- In recent years, changes in values have occurred in major elements of the population, most notably among the late adolescents and the college students. That this holds portent for the future was referred to by Revel in WITHOUT MARX OR JESUS when he said, "The American revolution is without doubt the first revolution in history in which disagreement on values and goals is more pronounced than disagreement on the means of existence."
Values are constituted of beliefs and attitudes central to one's mechanisms for defense, coping, and psychological support. These are integral to one's ego-identity and personal survival. They are motivational precursors of behavior. By understanding these as need-inspiring, we may understand the dynamics and true nature of the person. These factors were considered in identifying a need for the current study in which value statements of students were categorized, related to a projective test of cognitive style, and employed experimentally so as to elicit a behavior typical of an individual's perceptual system.
One hundred and 205 General Psychology students in the Spring term, 1970, were administered the Educational Testing Service Form V Hidden Figures Test, the former group, to facilitate an item analysis in the development of the experimental instrument, and the latter, to precipitate from the extremes of scoring two criterion groups, the field independent (N=46), and the field dependent (N=47). From these samples, 88 subjects, 44 field independent and 44 field dependent, were compared in an experimental consensus setting according to the Asch technique (Asch, 1961). A ten item value rating of original design derived from a survey of student values structured the experimental setting in which three of the four subjects being tested were plants. All responses were visible on an electrically activated board. The answering order rotated after each question. When the authentic subject answered last, the responses of the plants were visible to him, creating an experimental consensus pressure situation. When the authentic subject answered first, there was no consensus pressure exerted and he was under a control status.
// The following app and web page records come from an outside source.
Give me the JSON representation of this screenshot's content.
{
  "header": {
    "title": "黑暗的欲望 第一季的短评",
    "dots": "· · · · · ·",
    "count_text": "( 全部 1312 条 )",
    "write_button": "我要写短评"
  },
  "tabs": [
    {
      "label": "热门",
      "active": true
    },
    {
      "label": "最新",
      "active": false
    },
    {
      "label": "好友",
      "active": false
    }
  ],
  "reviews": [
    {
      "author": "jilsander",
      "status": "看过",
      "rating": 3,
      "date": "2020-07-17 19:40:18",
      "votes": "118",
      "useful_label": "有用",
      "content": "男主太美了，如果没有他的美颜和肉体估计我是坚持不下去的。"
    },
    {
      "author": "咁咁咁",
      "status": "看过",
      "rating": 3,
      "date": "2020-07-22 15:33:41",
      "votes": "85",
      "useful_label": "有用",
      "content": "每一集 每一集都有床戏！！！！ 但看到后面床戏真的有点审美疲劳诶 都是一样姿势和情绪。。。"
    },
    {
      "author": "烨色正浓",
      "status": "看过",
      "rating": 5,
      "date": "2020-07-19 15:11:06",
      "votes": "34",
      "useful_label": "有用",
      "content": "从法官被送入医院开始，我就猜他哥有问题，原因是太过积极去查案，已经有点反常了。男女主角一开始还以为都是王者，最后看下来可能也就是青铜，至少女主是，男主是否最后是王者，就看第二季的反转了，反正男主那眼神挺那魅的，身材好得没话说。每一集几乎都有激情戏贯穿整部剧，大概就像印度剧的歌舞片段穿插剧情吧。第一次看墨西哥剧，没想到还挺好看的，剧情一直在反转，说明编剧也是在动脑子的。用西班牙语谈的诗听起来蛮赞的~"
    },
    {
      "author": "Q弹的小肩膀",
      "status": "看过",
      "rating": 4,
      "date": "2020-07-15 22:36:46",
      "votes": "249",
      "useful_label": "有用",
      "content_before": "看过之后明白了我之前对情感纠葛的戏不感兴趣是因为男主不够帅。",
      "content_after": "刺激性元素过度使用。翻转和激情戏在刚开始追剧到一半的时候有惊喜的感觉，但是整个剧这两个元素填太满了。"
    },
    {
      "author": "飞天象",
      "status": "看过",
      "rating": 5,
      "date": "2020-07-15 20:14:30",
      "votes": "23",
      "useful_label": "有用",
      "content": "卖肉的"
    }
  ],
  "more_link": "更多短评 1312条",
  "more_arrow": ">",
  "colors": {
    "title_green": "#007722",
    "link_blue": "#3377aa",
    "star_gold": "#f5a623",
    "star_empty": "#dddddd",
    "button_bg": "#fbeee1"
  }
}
Response norms were established for the field independent and the field dependent odd and even items according to t test item analysis. Those items were then reversed in polarity, creating a dissonant situation. In the experimental consensus for the field independent subjects, the plants used conservative-scripted responses, and for the field dependent subjects, used liberal-scripted responses. These were the experimental variables.
Statistical analysis included 64, 32 field independent and 32 field dependent subjects obtained by random selection from the original group of 88, according to the design of the study.
The one and two-tailed t test and the two factor analysis of variance were used to assess the degree of experimental influence in means between the field independent and the field dependent subjects.
Three inferences may be drawn from the study: that there is a difference in the values and attitudes in comparing field independent and field dependent subjects; that field dependent subjects are more susceptible to consensus pressure than field independent subjects and are more prone to change their opinions in the directions of the consensus; and finally, that the setting in which perception occurs is a motivating factor in determining an individual's behavior.
The statistical results suggest a partial acceptance of the main hypothesis.